Pop quiz: Which of the following was hatched in the mind of George Costanza? (a) The Center for Financial Stability, (b) The Center on Budget and Policy Priorities, (c) The Hudson Institute, (d) The American Enterprise Institute.
The answer is none. George’s invention on “Seinfeld” was The Human Fund, an organization whose name was so blandly nonpartisan that it just had to be worthy.
The four others named above are quite real, operating with titles that intentionally lack distinction. And each contributes opinion articles to major publications.
An op-ed in The New York Times calling for a tax on financial transactions was written by Jared Bernstein, identified as “a senior fellow at the Center on Budget and Policy Priorities” and former advisor to Joe Biden. Most likely, few Times readers could explain much, if anything, about Bernstein’s current place of employment, let alone its roots and reason for being.
“We are a nonpartisan research and policy institute,” it’s website states. In fact, the CBPP is a progressive advocacy group, founded in 1981 to improve the lives of low-income Americans. To me, that’s a meritorious distinction; to others, perhaps, it’s a red flag.
A book review in The Wall Street Journal by Sally Satel identifies her as “a psychiatrist and resident scholar at the American Enterprise Institute.” The book being examined was “The Biology of Desire,” subtitled, “Why addiction is not a disease.”
The AEI website uses the terms “private” and “nonpartisan” to describe its mission. However, Right Wing Watch is more insightful, stating that AEI is one of the nation’s oldest “right-wing think tanks.”
And what, you ask, is Right Wing Watch? Its site says it is run by People for the American Way. Say, what? “Our operational mission is to promote the American Way and defend it from attack.” Sounds a lot like the Human Fund.
In fact, People for the American Way is an ultra-liberal group, founded by Norman Lear, dedicated to promoting progressive causes and candidates.
So what we have here, as famously noted in “Cool Hand Luke,” is “failure to communicate.” That failure, on the part of special-interest groups, is at least understandable. On the part of news organizations it’s unfortunate.
A column about sexual abuse in prisons ran recently in USA Today.

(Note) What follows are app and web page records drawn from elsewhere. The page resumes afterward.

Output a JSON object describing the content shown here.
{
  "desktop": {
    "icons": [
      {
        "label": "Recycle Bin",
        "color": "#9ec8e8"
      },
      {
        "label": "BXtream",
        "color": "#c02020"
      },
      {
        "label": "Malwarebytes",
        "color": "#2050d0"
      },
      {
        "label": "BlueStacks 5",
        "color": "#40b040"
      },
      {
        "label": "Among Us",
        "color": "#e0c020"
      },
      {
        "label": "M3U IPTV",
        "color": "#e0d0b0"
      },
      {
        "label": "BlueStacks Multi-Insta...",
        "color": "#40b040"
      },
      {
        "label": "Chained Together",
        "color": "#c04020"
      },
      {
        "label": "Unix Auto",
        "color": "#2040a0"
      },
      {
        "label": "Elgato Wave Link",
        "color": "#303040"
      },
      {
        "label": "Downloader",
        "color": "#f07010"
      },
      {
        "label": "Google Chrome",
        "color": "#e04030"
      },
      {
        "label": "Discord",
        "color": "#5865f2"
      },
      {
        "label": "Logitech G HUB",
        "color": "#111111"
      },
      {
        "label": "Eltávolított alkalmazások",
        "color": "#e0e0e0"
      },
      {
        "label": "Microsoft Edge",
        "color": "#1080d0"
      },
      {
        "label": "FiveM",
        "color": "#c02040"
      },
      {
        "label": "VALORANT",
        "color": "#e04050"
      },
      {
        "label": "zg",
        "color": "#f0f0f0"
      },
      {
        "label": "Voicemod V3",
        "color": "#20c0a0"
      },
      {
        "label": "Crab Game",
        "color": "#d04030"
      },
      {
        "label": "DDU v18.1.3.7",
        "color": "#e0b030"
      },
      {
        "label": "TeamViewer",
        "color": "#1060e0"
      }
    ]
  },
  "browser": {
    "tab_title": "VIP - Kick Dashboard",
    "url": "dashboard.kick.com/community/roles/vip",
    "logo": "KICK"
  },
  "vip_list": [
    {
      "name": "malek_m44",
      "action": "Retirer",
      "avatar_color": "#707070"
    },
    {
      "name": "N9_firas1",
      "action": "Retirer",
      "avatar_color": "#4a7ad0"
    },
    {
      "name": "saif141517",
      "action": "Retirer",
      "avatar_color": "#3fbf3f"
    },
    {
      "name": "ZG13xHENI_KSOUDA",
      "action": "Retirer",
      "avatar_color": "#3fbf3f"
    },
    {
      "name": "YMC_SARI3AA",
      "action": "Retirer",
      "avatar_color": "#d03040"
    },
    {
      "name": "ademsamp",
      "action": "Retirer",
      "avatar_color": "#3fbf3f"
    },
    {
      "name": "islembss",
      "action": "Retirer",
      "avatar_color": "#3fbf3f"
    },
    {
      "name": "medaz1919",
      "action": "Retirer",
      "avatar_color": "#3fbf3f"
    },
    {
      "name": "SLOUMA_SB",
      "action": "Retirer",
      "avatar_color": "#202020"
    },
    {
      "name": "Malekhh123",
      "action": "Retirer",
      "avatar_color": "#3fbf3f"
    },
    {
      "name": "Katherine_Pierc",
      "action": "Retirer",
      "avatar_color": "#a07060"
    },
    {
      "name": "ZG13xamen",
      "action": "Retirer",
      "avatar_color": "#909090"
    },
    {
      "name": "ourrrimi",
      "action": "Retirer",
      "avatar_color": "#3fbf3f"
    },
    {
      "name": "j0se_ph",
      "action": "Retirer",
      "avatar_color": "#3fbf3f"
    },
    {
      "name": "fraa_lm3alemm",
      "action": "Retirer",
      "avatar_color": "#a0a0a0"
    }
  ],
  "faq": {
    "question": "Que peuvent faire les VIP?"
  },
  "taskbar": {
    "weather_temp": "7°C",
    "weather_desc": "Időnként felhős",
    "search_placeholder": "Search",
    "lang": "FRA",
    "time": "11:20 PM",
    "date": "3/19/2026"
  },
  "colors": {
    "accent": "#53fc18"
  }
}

The writer, Brett M. Decker, was identified as “a director at the White House Writers Group” – a mighty impressive name. But describing what? Folks who currently work at the White House? Staff at the White House Communications Office?
Turns out this group is comprised of former White House speechwriters. The mission statement is a beaut: “The White House Writers Group is unapologetically pro-business and pro-markets.” So, it’s a conservative group. And, “WHWG combines policy and communications expertise to achieve results critical for clients across a broad range of industries.” So, it’s actually a conservative lobbying group.
Oh, what a tangled web we weave. Calling themselves the White House Writers Group seems disingenuous at best. And USA Today’s decision to identify the organization by name without further explanation is hardly a full or meaningful disclosure.
In the hunt for misleading monikers, nothing jumps off front pages more than the recent activities by the Center for Medical Progress. What a devious and deceptive name for an organization that used hidden-camera footage to entrap officials at Planned Parenthood. The aim was to show that Planned Parenthood’s use of tissue from aborted fetuses is illegal, which it is not.
Until recently, the “Center” described itself as “dedicated to informing and educating both the lay public and the scientific community about the latest advances in regenerative medicine.” That’s not misleading, it’s a total fraud.
Readers are gradually awakening to the fact that in the digital age on-screen sources are often hard to pin down. Editors at established outlets need to do a better job of identifying contributors, both in news stories and in opinion columns.
Those of us at the Center for a Properly Informed America will be watching.
Peter Funt is a writer and speaker. His book, “Cautiously Optimistic,” is available at Amazon.com and CandidCamera.com. © 2015 Peter Funt. Columns distributed exclusively by Cagle Cartoons, Inc., newspaper syndicate.